* [Activity]: Scan the data beneath this task and copy each line that includes "icon".

* [Data extract]:
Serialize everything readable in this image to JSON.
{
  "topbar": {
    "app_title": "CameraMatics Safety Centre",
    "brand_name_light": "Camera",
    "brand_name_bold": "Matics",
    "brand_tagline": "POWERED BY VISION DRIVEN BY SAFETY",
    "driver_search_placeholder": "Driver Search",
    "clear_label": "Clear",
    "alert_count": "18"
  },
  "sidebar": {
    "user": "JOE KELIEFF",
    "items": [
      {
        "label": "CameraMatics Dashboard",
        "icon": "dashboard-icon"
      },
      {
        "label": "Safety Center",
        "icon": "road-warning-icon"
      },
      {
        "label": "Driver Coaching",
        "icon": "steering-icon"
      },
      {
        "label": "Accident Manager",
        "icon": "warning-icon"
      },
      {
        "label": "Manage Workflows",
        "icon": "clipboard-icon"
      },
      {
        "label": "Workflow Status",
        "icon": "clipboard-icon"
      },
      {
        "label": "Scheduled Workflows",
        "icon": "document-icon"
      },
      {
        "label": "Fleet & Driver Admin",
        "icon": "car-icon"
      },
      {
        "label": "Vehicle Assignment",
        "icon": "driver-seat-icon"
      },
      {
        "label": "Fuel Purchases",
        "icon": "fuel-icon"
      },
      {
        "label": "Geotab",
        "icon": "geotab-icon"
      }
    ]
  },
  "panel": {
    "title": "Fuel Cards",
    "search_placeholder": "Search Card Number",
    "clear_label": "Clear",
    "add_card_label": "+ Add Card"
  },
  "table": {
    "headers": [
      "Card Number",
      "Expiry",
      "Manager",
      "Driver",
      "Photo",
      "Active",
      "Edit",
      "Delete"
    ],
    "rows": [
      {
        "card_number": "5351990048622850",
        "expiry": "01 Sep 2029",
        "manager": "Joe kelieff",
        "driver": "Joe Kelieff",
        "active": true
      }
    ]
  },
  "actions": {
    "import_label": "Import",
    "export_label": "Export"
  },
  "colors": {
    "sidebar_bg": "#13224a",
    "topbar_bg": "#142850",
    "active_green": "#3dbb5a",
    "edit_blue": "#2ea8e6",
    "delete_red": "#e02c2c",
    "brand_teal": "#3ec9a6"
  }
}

* [Exercise response]:
        "icon": "dashboard-icon"
        "icon": "road-warning-icon"
        "icon": "steering-icon"
        "icon": "warning-icon"
        "icon": "clipboard-icon"
        "icon": "clipboard-icon"
        "icon": "document-icon"
        "icon": "car-icon"
        "icon": "driver-seat-icon"
        "icon": "fuel-icon"
        "icon": "geotab-icon"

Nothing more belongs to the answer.